It’s no secret that the declining health of our nation is a major public issue. It has been suggested that the current generation of young people will be the first to be less healthy than their parents, primarily because of a lifestyle leading to obesity. They deserve better, but real change will require effort from all of us.
The negative impact of our poor health habits is spreading, affecting not just each of us, but also our economy. What do we do? How do we prevent future generations from suffering the consequences of unhealthy living?
The answer must be for communities to begin to take responsibility for themselves, rather than waiting for a government initiative or the latest scientific breakthrough. This might seem obvious, but are we doing it? If community members were to combine their talents and resources to implement local, grass-roots initiatives, the health of the Centre Region would start to change for the better.
People Centre’d on Diabetes has embraced this premise since 2008. It’s composed of medical professionals, community members and those suffering with diabetes. This unique combination of members allows PCOD to effectively live up to its mission by educating the community about diabetes and providing solutions for healthy living.
A great example is PCOD’s support of the Nutrition Habit Challenge (www.nutritionhabitchallenge.com), which was held during February. The NHC is a grass-roots, community health initiative aimed at helping residents of the Centre Region practice healthy nutrition habits. In 2014 (its first year), 720 people participated by making a small dietary change and practicing this change for 28 days. This year, more than 2,200 people participated. If the NHC helps even half of those people make meaningful, long-lasting change, we are making a significant difference.
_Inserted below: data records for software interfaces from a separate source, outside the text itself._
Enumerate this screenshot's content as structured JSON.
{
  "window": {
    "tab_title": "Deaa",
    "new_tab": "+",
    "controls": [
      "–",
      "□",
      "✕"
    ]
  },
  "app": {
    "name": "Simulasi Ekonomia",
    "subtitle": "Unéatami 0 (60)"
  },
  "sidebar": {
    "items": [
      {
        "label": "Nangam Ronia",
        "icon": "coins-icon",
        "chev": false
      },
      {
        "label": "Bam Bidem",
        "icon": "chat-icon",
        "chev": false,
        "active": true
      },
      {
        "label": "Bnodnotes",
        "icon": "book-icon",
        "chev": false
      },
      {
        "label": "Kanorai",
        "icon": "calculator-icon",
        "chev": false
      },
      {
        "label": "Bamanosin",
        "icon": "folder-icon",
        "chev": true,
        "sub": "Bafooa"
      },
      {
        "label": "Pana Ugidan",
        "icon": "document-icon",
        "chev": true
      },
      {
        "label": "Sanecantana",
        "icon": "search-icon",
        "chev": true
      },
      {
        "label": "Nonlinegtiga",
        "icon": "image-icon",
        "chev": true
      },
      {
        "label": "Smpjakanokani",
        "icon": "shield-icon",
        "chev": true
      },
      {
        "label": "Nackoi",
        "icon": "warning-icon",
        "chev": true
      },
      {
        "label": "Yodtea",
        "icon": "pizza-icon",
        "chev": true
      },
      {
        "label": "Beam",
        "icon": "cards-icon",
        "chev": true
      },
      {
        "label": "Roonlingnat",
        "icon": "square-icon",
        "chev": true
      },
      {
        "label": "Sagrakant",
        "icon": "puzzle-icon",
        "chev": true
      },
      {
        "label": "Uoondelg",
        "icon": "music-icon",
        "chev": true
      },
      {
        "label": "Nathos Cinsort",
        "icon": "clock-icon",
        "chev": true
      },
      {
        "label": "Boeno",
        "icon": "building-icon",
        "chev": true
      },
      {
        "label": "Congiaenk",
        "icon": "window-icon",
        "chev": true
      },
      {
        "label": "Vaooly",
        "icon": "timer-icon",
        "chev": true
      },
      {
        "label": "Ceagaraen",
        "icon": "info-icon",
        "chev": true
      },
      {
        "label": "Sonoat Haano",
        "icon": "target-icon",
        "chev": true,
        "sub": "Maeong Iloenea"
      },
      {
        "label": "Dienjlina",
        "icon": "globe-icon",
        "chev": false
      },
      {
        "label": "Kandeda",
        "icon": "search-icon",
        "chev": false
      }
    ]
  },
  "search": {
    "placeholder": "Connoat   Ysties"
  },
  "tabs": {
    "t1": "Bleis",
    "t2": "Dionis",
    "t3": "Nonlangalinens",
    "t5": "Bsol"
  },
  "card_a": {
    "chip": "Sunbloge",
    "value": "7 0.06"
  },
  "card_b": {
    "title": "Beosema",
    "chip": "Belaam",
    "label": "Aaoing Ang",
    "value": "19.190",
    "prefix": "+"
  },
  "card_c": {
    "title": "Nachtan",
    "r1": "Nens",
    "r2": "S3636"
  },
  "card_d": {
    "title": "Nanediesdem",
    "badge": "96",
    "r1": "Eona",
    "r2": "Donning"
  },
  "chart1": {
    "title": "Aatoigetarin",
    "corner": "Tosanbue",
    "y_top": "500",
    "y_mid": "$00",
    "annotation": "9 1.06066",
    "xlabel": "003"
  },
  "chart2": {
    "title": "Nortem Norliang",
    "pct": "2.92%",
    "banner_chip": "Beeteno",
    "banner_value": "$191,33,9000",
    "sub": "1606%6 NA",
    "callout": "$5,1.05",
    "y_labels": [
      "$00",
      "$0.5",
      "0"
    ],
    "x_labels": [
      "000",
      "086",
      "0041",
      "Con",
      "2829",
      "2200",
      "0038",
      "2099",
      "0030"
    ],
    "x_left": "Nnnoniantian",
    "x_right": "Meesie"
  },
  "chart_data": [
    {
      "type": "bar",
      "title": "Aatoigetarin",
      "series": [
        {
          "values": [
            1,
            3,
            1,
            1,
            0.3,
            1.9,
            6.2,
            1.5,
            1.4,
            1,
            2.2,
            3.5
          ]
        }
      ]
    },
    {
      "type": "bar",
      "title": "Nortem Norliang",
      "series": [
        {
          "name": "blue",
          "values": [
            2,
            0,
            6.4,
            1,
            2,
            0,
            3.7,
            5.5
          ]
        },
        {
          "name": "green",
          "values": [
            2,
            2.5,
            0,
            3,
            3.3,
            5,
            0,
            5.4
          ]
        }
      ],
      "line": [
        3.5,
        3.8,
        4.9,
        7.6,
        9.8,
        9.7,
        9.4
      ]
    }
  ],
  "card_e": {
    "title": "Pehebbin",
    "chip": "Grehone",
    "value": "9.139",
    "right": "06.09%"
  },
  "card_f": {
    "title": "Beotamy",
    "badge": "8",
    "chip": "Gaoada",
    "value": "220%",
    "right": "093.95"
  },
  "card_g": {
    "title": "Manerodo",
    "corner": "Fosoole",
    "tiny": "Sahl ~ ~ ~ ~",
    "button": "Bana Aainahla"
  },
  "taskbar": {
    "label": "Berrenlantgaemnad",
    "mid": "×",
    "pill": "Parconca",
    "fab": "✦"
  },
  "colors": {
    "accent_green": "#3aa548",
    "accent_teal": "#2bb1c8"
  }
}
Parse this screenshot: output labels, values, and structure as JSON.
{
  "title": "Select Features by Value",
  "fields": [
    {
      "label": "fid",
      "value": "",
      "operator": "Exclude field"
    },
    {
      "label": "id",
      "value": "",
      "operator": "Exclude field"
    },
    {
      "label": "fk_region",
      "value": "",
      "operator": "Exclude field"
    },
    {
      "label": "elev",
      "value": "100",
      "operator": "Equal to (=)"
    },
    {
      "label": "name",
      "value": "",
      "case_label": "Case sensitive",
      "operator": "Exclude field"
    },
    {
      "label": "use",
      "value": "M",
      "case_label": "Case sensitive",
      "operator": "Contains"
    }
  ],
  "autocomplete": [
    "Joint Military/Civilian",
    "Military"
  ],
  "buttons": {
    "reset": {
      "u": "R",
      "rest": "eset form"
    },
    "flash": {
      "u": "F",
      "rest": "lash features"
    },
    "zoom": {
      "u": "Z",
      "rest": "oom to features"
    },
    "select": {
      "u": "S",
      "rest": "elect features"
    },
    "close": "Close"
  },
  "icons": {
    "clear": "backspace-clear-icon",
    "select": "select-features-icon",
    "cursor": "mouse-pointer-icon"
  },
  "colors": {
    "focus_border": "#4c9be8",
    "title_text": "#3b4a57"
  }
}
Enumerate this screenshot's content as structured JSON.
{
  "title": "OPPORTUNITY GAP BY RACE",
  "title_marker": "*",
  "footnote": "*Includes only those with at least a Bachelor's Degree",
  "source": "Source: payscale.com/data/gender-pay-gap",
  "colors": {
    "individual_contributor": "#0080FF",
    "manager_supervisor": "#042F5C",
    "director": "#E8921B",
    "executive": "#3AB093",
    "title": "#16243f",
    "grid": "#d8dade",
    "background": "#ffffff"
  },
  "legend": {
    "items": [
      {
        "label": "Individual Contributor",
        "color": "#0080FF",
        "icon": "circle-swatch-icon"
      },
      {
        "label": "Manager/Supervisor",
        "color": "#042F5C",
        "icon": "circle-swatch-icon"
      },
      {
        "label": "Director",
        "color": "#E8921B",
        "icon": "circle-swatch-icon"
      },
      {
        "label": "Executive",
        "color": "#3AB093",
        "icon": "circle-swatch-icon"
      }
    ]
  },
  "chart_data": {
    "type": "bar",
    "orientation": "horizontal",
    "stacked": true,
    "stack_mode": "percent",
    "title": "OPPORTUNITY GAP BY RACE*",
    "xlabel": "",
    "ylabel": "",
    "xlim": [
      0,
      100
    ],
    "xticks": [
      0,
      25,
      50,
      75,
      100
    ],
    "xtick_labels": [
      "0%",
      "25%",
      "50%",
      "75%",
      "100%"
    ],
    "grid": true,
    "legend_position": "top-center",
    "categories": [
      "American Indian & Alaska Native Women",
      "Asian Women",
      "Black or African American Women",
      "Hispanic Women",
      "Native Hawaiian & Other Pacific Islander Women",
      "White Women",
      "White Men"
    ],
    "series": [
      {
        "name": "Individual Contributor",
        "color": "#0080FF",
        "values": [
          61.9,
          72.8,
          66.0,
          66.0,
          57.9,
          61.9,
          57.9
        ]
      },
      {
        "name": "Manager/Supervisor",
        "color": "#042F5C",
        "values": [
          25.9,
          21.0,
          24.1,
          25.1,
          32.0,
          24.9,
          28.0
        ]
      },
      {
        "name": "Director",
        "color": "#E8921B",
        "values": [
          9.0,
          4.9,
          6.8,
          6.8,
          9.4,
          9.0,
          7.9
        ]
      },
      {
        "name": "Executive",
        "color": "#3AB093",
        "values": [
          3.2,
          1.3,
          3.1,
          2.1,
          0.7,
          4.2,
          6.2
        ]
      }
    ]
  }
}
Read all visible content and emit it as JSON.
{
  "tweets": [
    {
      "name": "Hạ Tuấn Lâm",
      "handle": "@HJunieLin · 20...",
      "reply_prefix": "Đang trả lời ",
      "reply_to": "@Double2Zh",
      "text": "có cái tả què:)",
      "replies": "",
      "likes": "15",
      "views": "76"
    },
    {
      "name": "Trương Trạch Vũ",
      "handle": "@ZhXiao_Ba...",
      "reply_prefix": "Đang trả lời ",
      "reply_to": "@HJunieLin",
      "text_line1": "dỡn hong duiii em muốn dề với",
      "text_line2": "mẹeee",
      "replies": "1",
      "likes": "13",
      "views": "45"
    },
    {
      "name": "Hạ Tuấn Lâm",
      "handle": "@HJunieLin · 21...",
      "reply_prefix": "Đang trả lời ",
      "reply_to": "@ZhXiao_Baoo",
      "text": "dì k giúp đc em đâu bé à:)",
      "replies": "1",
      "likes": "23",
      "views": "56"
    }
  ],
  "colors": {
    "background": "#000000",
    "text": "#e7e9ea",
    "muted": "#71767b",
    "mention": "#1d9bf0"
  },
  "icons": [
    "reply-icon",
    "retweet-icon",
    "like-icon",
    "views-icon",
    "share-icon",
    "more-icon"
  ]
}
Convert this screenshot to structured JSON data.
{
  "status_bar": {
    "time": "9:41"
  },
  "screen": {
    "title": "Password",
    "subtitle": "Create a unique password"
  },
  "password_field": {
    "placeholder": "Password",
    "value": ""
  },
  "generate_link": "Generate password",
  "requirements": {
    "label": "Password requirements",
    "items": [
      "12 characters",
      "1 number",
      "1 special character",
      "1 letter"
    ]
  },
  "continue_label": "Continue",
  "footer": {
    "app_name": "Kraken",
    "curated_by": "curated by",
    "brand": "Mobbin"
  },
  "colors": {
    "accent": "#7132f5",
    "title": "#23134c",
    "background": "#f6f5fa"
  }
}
The NHC has done more than just empower people to practice healthy nutrition habits; it’s given our community a chance to join together and promote healthy living practices. Medical professionals, business leaders, teachers, and community members from all walks of life have joined together to promote the NHC simply because they believe in its mission. They realize that they have personal responsibility for the world we live in, and that they genuinely can make a difference here at home.
The NHC 2015 is an example that grass-roots initiatives can succeed, but they require effort from the entire community. Consider your contribution to the health of our community — could you be doing more? If the answer is yes, here are a few suggestions:
• Start by making small improvements in your personal health and the health of your family. After all, you and your family are part of the community you are trying to help.
• Get involved with organizations (such as PCOD) committed to grass-roots missions.
• Get creative. The NHC is just one creative initiative. There are many bright minds in our community that can create fun, motivating initiatives.
Regardless of profession, health or social status, all community members have a responsibility to contribute to the good health of the Centre Region. Let’s join together and take it on.